09 July 2013

Liberal vs conservative

In my index Understanding American Politics I offer links to folks offering a number of ways of thinking about the difference between liberals and conservatives. I'd like to offer a little framework of my own.

Liberals and conservatives have different conceptions of what constitutes a good society.

For conservatives, a good society ensures that people who are moral and responsible prosper, while people who are immoral and irresponsible do not prosper, suffering consequences for their actions. Reward virtue; punish vice.

Further, conservatives generally take it that there is an obvious, natural, traditional form of society which produces this kind of good, if imperfectly. One might say that what conservatives seek to conserve is the good social order of their moral intuition.

For liberals, a good society provides for people's needs and allows personal freedom, and this depends upon equity. Liberal conceptions of personal freedom include both negative liberty (freedom from constraints) and positive liberty (resources which enable one to act). A good social order is one in which everyone is free and equal.

Further, liberals generally take it that there is no “natural” form of society; any social order is a deliberate artifice, created by people making choices about what values they want society to express.

To liberals, the conservative dream is wrong because its system of rewards and punishments is really the cultivation of inequality, and conservatives' naturalization of their vision of the correct social order is a rationalization of their preferences.

To conservatives, the liberal dream is wrong because its cultivation of supposed equality rewards vice and fails to recognize virtue, which makes liberals' attempts to engineer society doomed to result in catastrophe because they corrupt society's correct and natural form.

A conservative friend sharpened the point about “the obvious, natural, traditional form of society” in a discussion on Facebook:

Conservatives do understand the artifice of constructed civilization — we argue for Natural Law but not the State of Nature

Nicely put. To conservatives the correct social order is natural but not effortless — without devotion to the correct social order, conservatives believe we will devolve into barbarism.

In another context, I found myself saying this all again:

Crude as they are, I believe that the political terms left and right are not merely useful, not only meaningful, but reflect the most fundamental political question. Are people equal, or not?

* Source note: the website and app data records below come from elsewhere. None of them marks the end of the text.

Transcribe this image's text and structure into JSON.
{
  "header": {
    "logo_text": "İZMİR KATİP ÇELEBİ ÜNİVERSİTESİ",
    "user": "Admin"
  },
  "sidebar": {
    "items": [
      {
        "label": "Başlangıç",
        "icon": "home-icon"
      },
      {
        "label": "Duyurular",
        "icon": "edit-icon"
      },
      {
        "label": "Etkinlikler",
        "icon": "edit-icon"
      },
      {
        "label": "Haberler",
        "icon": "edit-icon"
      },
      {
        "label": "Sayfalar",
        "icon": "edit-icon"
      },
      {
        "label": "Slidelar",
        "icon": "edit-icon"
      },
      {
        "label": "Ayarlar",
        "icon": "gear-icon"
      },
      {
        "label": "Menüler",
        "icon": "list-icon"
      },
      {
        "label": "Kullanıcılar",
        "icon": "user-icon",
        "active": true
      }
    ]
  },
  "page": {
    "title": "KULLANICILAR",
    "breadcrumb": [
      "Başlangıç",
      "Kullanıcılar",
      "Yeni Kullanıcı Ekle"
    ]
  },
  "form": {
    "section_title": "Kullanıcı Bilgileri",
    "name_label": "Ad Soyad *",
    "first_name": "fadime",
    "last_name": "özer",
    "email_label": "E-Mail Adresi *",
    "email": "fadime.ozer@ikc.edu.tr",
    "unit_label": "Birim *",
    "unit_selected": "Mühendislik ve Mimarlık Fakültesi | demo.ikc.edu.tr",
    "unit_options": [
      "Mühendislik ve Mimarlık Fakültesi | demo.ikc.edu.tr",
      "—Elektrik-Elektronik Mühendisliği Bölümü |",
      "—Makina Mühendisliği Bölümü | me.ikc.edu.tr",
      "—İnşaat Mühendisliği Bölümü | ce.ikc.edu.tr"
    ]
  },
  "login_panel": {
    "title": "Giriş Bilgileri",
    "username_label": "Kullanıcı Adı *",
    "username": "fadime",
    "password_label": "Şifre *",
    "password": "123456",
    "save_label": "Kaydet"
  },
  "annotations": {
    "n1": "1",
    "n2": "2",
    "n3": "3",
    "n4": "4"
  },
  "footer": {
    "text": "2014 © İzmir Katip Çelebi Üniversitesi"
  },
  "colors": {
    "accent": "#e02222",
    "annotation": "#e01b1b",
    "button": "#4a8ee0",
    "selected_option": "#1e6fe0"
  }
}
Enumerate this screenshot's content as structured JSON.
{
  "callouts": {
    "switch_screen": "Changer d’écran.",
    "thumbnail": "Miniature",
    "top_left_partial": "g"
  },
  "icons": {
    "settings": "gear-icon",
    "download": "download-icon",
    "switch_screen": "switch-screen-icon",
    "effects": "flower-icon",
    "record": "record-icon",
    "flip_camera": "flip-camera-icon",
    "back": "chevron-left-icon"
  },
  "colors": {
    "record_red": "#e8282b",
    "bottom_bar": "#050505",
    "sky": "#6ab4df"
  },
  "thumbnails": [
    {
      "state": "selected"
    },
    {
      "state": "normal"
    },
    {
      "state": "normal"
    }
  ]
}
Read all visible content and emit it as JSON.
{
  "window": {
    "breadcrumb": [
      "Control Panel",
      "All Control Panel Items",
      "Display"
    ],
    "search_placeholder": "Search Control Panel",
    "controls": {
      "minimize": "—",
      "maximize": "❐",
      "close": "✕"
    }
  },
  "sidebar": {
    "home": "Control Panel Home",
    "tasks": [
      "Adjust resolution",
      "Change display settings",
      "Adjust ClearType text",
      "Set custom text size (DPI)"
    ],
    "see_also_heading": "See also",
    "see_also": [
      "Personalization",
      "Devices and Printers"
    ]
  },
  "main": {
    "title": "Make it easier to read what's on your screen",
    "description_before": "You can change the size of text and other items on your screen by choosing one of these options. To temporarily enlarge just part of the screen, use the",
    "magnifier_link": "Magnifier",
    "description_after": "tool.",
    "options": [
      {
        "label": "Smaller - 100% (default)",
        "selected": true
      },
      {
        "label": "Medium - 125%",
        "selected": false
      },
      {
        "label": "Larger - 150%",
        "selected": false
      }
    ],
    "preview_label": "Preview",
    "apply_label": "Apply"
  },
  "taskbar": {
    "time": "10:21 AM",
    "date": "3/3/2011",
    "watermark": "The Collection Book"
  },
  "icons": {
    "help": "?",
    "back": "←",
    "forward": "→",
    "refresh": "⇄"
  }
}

A great many other questions depend upon this one, over which people will necessarily debate. What forms should society take, what norms and institutions? How best should we pursue that order? How shall we understand our current order? What precisely do we mean by “equality” in the first place? And so forth?

But that root question of equality admits no debate, if by debate we mean effort to persuade through reason. Jefferson calls equality “self-evident” because it is logically prior to the argument he is about to build in the Declaration. Equality itself he will not argue.

Because argument does not avail us. It is a deep moral question, deeper than persuasion. The answer other than one's own is unthinkable; to try to consider the alternative brings only increasing bafflement and disgust.

Are people equal, or not?

The left says yes, people are equal. The right says no, people are not equal.

In the United States, our political language calls for an affirmation of equality, and so conservatives obscure what conservatism means. Yes, people are equal, but choices must have consequences. Yes people are equal, but the heavy hand of government enforcing equality is tyranny. Yes people are equal, but the most “productive” people deserve the fruit or their efforts. Yes people are equal, but property rights are sacred, and some people happen to have more property. Yes people are equal, but we also value liberty, and must not trade liberty for equality. Yes people are equal, but the pursuit of equality leads to the horrors of communism.

Yes people are equal, but. So no, people are not equal, cannot be equal.

This is always there if you dig.


Amy said...

I think a lot of liberals believe that there is some variety of natural order to society. Liberals can be just as doggedly, annoyingly essentialist as conservatives in that way.

Anonymous said...

And libertarians just want to be left alone?

Kat Tanaka Okopnik said...

Libertarians believe that they don't need anything other than "market forces" to ensure that they're left alone.

It's a rare person who's disprivileged by the system and wants to keep it that way. Libertarians seem to fall under the conservative belief that anyone who's disprivileged deserves it.

Anonymous said...

Just proves that when unimpaired or distracted by the abovementioned things and people are sober and thinking deeply and responsibility they think liberally. Confirms that liberals are smarter than conservatives.

Greg said...

The thorny question of which much of the reasoning from liberals and conservatives derives is "what do we mean by equal when we say that all are created equal"? Equal in what sense, considering what? Obviously, we are not equal in terms of our talents, our strengths, our power. It might help clarify the liberal vision if you could parse out what you mean by equal. Equal in what sense?

Jonathan Korman said...

All people are equal in rights, dignity, and moral claim to the fruits of this world.